-- Your objective --
From the data below, copy each line that includes the word "text".

-- Data for review --
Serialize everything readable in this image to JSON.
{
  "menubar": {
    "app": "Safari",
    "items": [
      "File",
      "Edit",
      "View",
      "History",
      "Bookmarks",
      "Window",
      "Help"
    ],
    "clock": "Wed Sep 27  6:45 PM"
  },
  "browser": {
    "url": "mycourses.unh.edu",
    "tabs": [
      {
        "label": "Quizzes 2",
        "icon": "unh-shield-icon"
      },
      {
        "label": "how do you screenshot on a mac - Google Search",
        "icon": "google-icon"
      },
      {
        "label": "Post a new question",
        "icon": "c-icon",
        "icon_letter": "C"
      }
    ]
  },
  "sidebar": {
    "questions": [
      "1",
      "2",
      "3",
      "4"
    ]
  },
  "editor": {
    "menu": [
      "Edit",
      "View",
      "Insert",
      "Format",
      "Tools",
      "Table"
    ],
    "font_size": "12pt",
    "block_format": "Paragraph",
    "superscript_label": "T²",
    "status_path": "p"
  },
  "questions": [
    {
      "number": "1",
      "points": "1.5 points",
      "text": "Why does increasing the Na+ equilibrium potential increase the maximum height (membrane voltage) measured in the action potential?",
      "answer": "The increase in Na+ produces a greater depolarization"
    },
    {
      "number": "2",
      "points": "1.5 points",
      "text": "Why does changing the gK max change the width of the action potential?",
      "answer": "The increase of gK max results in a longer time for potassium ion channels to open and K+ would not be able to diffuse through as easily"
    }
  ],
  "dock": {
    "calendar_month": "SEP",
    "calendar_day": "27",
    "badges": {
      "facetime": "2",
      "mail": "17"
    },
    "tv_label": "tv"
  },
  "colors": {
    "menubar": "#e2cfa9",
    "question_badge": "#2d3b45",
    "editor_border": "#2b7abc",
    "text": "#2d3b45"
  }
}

-- Output below --
      "text": "Why does increasing the Na+ equilibrium potential increase the maximum height (membrane voltage) measured in the action potential?",
      "text": "Why does changing the gK max change the width of the action potential?",
    "text": "#2d3b45"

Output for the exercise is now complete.